I have never tried pâtes, nor do I really want to, but the herd-crusted peppercorn lentil-nut pâte I’m sure comes close in comparison and I was surprised at how sort of meaty and juicy it was. The other pâtes were also thick and meaty in texture, making them more hearty and filling than the spreads. Pertaining to the spreads, I was really surprised as to how certain ingredients combined works well on the palate; for instance I never would have thought to put carrots with almond butter and miso or brussels sprouts with mushroom as a pâte.
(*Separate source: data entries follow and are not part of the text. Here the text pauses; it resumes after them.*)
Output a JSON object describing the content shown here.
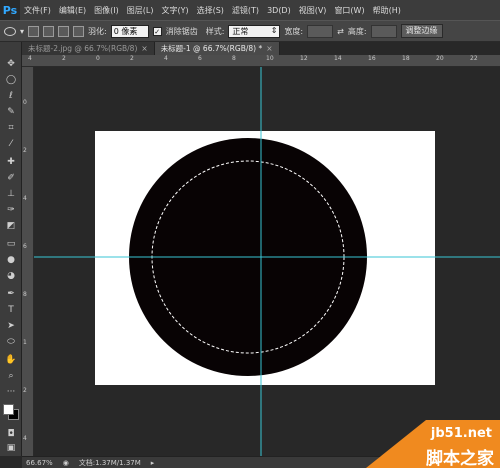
{
  "app": {
    "logo": "Ps"
  },
  "menu": [
    "文件(F)",
    "编辑(E)",
    "图像(I)",
    "图层(L)",
    "文字(Y)",
    "选择(S)",
    "滤镜(T)",
    "3D(D)",
    "视图(V)",
    "窗口(W)",
    "帮助(H)"
  ],
  "options": {
    "feather_label": "羽化:",
    "feather_value": "0 像素",
    "antialias_label": "消除锯齿",
    "style_label": "样式:",
    "style_value": "正常",
    "width_label": "宽度:",
    "height_label": "高度:",
    "refine_edge": "调整边缘"
  },
  "tabs": [
    {
      "label": "未标题-2.jpg @ 66.7%(RGB/8)",
      "active": false
    },
    {
      "label": "未标题-1 @ 66.7%(RGB/8) *",
      "active": true
    }
  ],
  "ruler": {
    "top": [
      "4",
      "2",
      "0",
      "2",
      "4",
      "6",
      "8",
      "10",
      "12",
      "14",
      "16",
      "18",
      "20",
      "22"
    ],
    "left": [
      "0",
      "2",
      "4",
      "6",
      "8",
      "1",
      "2",
      "4"
    ]
  },
  "status": {
    "zoom": "66.67%",
    "doc": "文档:1.37M/1.37M"
  },
  "watermark": {
    "url": "jb51.net",
    "cn": "脚本之家"
  },
  "colors": {
    "guide": "#39c6d4",
    "fill": "#080304",
    "foreground": "#ffffff",
    "background": "#000000",
    "watermark_orange": "#f08a1f"
  }
}
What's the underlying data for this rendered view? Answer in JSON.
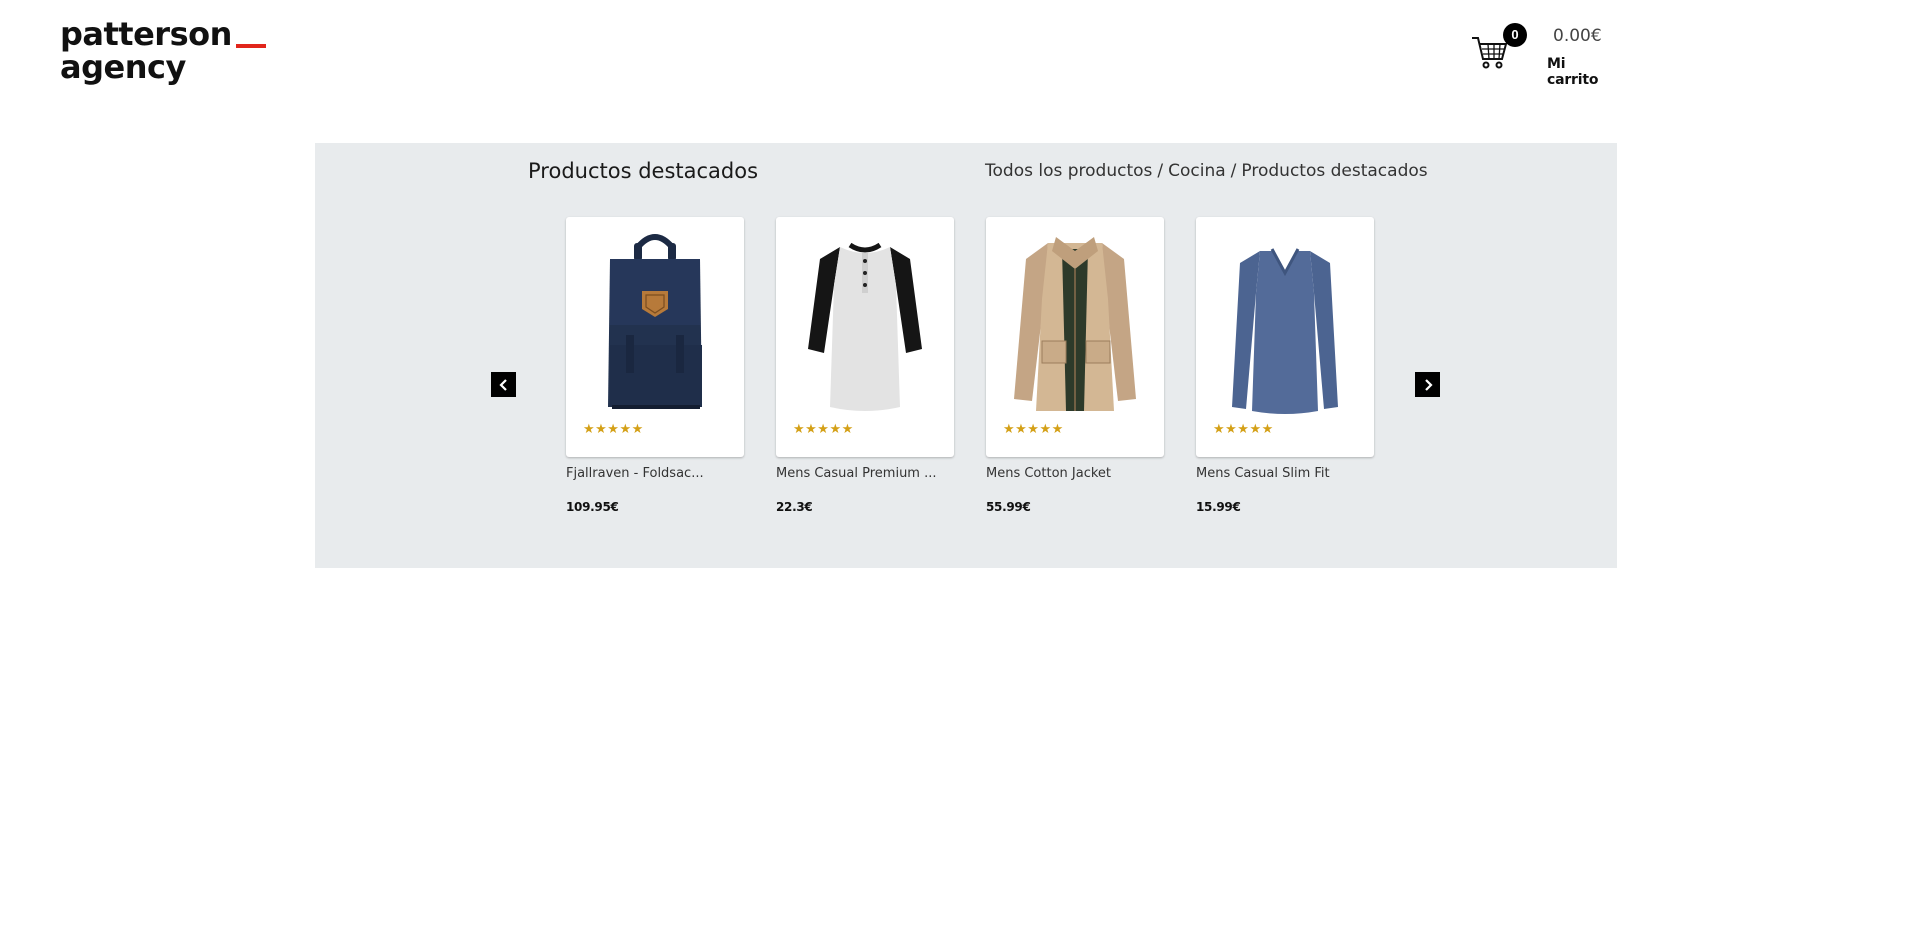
{
  "brand": {
    "line1": "patterson",
    "line2": "agency",
    "accent_color": "#e1251b"
  },
  "cart": {
    "icon": "shopping-cart-icon",
    "count": "0",
    "total": "0.00€",
    "label": "Mi carrito"
  },
  "featured": {
    "title": "Productos destacados",
    "background": "#e8ebed",
    "breadcrumb": [
      "Todos los productos",
      "Cocina",
      "Productos destacados"
    ],
    "breadcrumb_separator": "/",
    "prev_icon": "chevron-left-icon",
    "next_icon": "chevron-right-icon",
    "products": [
      {
        "name": "Fjallraven - Foldsac...",
        "price": "109.95€",
        "stars": "★★★★★",
        "rating": 5,
        "image": "backpack-image"
      },
      {
        "name": "Mens Casual Premium ...",
        "price": "22.3€",
        "stars": "★★★★★",
        "rating": 5,
        "image": "raglan-shirt-image"
      },
      {
        "name": "Mens Cotton Jacket",
        "price": "55.99€",
        "stars": "★★★★★",
        "rating": 5,
        "image": "jacket-image"
      },
      {
        "name": "Mens Casual Slim Fit",
        "price": "15.99€",
        "stars": "★★★★★",
        "rating": 5,
        "image": "long-sleeve-shirt-image"
      }
    ]
  }
}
People typically associate vegetables with drab colors and bland flavors but that was not the case in our class. The only exception were the pâtes. The prices for each dish are pretty affordable to anyone trying to make homemade and healthy spreads or pâtes. Also, the ingredients used in each pâte and spreads are everyday pantry items; some you may have to splurge but it is worth it because of the immediate energy and health benefits
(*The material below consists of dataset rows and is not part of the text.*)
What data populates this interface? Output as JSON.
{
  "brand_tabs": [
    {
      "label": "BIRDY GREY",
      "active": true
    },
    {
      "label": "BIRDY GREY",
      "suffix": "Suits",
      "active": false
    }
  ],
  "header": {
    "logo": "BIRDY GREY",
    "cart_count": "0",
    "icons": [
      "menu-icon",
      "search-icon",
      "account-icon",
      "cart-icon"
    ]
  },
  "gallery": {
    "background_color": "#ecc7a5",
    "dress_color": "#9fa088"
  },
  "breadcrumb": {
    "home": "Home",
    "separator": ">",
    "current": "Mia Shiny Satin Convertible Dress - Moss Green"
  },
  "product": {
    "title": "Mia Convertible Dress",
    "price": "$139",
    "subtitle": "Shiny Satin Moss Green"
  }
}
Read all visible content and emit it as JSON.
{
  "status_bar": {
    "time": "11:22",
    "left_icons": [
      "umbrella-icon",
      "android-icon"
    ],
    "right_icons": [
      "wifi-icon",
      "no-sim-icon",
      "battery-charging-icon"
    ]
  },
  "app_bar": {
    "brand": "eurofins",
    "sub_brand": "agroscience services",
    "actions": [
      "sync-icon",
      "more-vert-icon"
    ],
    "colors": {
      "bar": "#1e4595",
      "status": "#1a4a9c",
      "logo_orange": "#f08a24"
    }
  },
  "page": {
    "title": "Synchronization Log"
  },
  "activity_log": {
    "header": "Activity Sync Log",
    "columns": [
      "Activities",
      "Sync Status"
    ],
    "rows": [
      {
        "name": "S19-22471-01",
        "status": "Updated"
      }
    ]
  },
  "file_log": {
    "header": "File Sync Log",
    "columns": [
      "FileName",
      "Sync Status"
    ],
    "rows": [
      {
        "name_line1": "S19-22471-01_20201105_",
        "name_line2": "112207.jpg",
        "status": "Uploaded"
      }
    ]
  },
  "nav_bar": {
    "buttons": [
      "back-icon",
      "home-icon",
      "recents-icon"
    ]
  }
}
Included are the assortments of pâtes and spreads:
Carrot-Almond Spread and Artichoke Pesto
Sunflower Seed and Sundried Tomato Pâtes
Herbed-Crusted Peppercorn Lentil-Nut Pâtes
Moutabel (Eggplant Spread)
Skordalia (Greek Garlic Potato Spread)
Carrot Spread with Harissa and Pistachios
Sweet Potato Butter and Herb Farm Spread
This week was a learning experience that was a pleasure to be a part of when creating the plant-based soups. Although, I had been a vegetarian for over a decade, I was intrigued by the process of making vegan soups. I was greatly impressed, not only by the powerful flavor concepts, but by how inexpensive each soup was, after it had been costed, which allowed the soups to be more achievable to make outside of the class without having to purchase exuberantly priced ingredients.
One of the most surprising items that we made in class was the eggless mayonnaise which tasted very similar to the original version. This goes to show that while many of us find a vegan lifestyle expensive and consists of flavorless food based on how this cuisine is labeled publicly. Now, this has been challenged especially with innovative recipes that allow this cuisine to be cost efficient enough to not exceed anyone’s budget while not lacking in any flavor components.
This week, our class had the pleasure of making international soups that used a limited amount of animal products. Below are the soups that we created.